Not long ago, an overseas acquaintance inquired about what sorts of criteria a health or sports beverage drink company ought to consider when determining to outsource production or not. Well, this is a very good question no doubt, and I’d say there are several concerns such as; proprietary information, trust, supply chain food safety, and ability to actually deliver on time and as promised. Okay so, let’s explore some of these factors for a moment shall we? Now then, here are the questions I was asked to comment on:
A- What criteria should be used to choose an outsourced manufacturer?
B- If the company is only offering one product in its line is GMP a primary concern?
C- Can the recipe and proprietary information be protected if the product is outsourced?
As we get into the meat of this discussion you can see how critical all these things are from a business standpoint right? Let me give you some of my thoughts on these 3 questions above in greater detail to give you a better understanding if I might.
A- Supply Chain Trust, Cost, and Safety. Consider reliable fresh water supply, filters. This would preclude some cities in many East Asia areas. Also, corruption, cheating, and Six Sigma attention to details – is crucial, further I’d be weary of their vendors too. Remember Pierre Water fiasco, or the sports drink “Arginine Extreme” and Jessica Hardy the swimmer. Reputation to the consumer is paramount, so is food safety, especially to consumers in modernized nations.
Regarding “cost” we must also realize that it only makes sense to outsource while the product demand is small, once demand is large the economies of scale may change the cost-benefits to in-house production. However, a vendor making your product losing the account may steal the ingredients and sell it under a different name or sell it to your competitors in the markets you are selling into.
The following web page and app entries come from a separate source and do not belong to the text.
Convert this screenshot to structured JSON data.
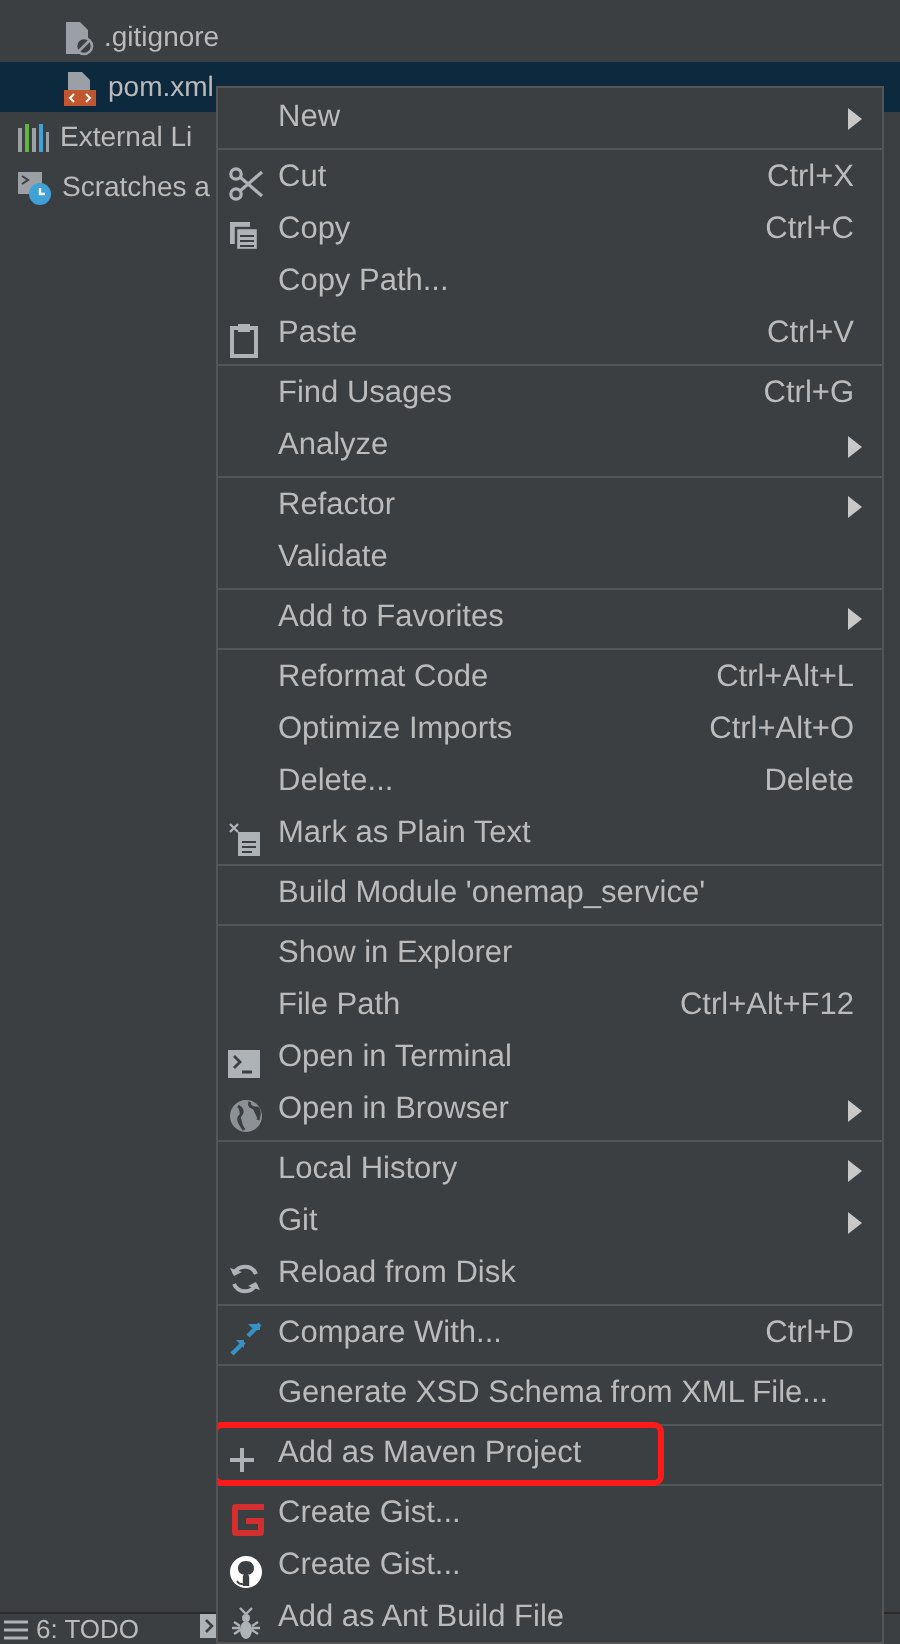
{
  "tree": [
    {
      "label": ".gitignore",
      "kind": "ignored-file",
      "selected": false,
      "indent": true
    },
    {
      "label": "pom.xml",
      "kind": "maven-file",
      "selected": true,
      "indent": true
    },
    {
      "label": "External Li",
      "kind": "libraries",
      "selected": false,
      "indent": false
    },
    {
      "label": "Scratches a",
      "kind": "scratches",
      "selected": false,
      "indent": false
    }
  ],
  "menu": {
    "sections": [
      [
        {
          "label": "New",
          "submenu": true,
          "kind": "plain",
          "outlined": false
        }
      ],
      [
        {
          "label": "Cut",
          "shortcut": "Ctrl+X",
          "submenu": false,
          "kind": "cut",
          "outlined": false
        },
        {
          "label": "Copy",
          "shortcut": "Ctrl+C",
          "submenu": false,
          "kind": "copy",
          "outlined": false
        },
        {
          "label": "Copy Path...",
          "submenu": false,
          "kind": "plain",
          "outlined": false
        },
        {
          "label": "Paste",
          "shortcut": "Ctrl+V",
          "submenu": false,
          "kind": "paste",
          "outlined": false
        }
      ],
      [
        {
          "label": "Find Usages",
          "shortcut": "Ctrl+G",
          "submenu": false,
          "kind": "plain",
          "outlined": false
        },
        {
          "label": "Analyze",
          "submenu": true,
          "kind": "plain",
          "outlined": false
        }
      ],
      [
        {
          "label": "Refactor",
          "submenu": true,
          "kind": "plain",
          "outlined": false
        },
        {
          "label": "Validate",
          "submenu": false,
          "kind": "plain",
          "outlined": false
        }
      ],
      [
        {
          "label": "Add to Favorites",
          "submenu": true,
          "kind": "plain",
          "outlined": false
        }
      ],
      [
        {
          "label": "Reformat Code",
          "shortcut": "Ctrl+Alt+L",
          "submenu": false,
          "kind": "plain",
          "outlined": false
        },
        {
          "label": "Optimize Imports",
          "shortcut": "Ctrl+Alt+O",
          "submenu": false,
          "kind": "plain",
          "outlined": false
        },
        {
          "label": "Delete...",
          "shortcut": "Delete",
          "submenu": false,
          "kind": "plain",
          "outlined": false
        },
        {
          "label": "Mark as Plain Text",
          "submenu": false,
          "kind": "plain-text",
          "outlined": false
        }
      ],
      [
        {
          "label": "Build Module 'onemap_service'",
          "submenu": false,
          "kind": "plain",
          "outlined": false
        }
      ],
      [
        {
          "label": "Show in Explorer",
          "submenu": false,
          "kind": "plain",
          "outlined": false
        },
        {
          "label": "File Path",
          "shortcut": "Ctrl+Alt+F12",
          "submenu": false,
          "kind": "plain",
          "outlined": false
        },
        {
          "label": "Open in Terminal",
          "submenu": false,
          "kind": "terminal",
          "outlined": false
        },
        {
          "label": "Open in Browser",
          "submenu": true,
          "kind": "browser",
          "outlined": false
        }
      ],
      [
        {
          "label": "Local History",
          "submenu": true,
          "kind": "plain",
          "outlined": false
        },
        {
          "label": "Git",
          "submenu": true,
          "kind": "plain",
          "outlined": false
        },
        {
          "label": "Reload from Disk",
          "submenu": false,
          "kind": "reload",
          "outlined": false
        }
      ],
      [
        {
          "label": "Compare With...",
          "shortcut": "Ctrl+D",
          "submenu": false,
          "kind": "compare",
          "outlined": false
        }
      ],
      [
        {
          "label": "Generate XSD Schema from XML File...",
          "submenu": false,
          "kind": "plain",
          "outlined": false
        }
      ],
      [
        {
          "label": "Add as Maven Project",
          "submenu": false,
          "kind": "add",
          "outlined": true
        }
      ],
      [
        {
          "label": "Create Gist...",
          "submenu": false,
          "kind": "gist",
          "outlined": false
        },
        {
          "label": "Create Gist...",
          "submenu": false,
          "kind": "github",
          "outlined": false
        },
        {
          "label": "Add as Ant Build File",
          "submenu": false,
          "kind": "ant",
          "outlined": false
        }
      ]
    ]
  },
  "status_bar": [
    {
      "label": "6: TODO",
      "kind": "todo"
    },
    {
      "kind": "terminal"
    }
  ]
}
Think about the quality control and careful care in secrecy to Pepsi’s recipes. Trust is a serious issue. Of course, McDonalds carried the same potato supplier for 40-years, which worked out good for them. Manufacturing in China has challenges, and in the EU or USA costs are prime factors. Turkey has been considered a nice place to manufacture, but inflation there is a problem. South America is decent – Peru, Brazil, Chile?
B- When it comes to good manufacturing processes, hands-down the EU and USA are tops, but China is in many cases stepping up to the plate with pharmaceuticals, and they had better if they wish to maintain growth in that sector. Another challenge is those contract companies which are sophisticated enough in Asia to use proper GMPs (Good Manufacturing Processes – similar to TQM, ISO 9000, or Six Sigma) – well, such companies are most likely already working with other firms, perhaps even your competitors. So, remember; “loose lips sink ships” and keeping secrets when there is monetary incentive to give away secrets is not so likely in China, really it’s a problem everywhere (Cite: WSJ Article; “FBI’s New Campaign Targets Corporate Espionage,” by Evan Perez, May 11, 2012).
C- This last question really hits the nail on the head, but if the company is expanding rapidly and modifying its formulas, then you’d be one step ahead of the competition. Let’s say you were going to take the active long-life molecule in red wine “resveratrol” and grape-seed extract, and mix it with honey, cinnamon, carrot juice, ginseng, caffeine, and electrolytes – in this case you’d want to send the manufacturing contractor at least some of the ingredients without telling them what they were, and never allow those ingredients to be shipped directly from your supplier, with a NDA from each and every supplier. Will this help secrecy – yes, in the short term, but not over all.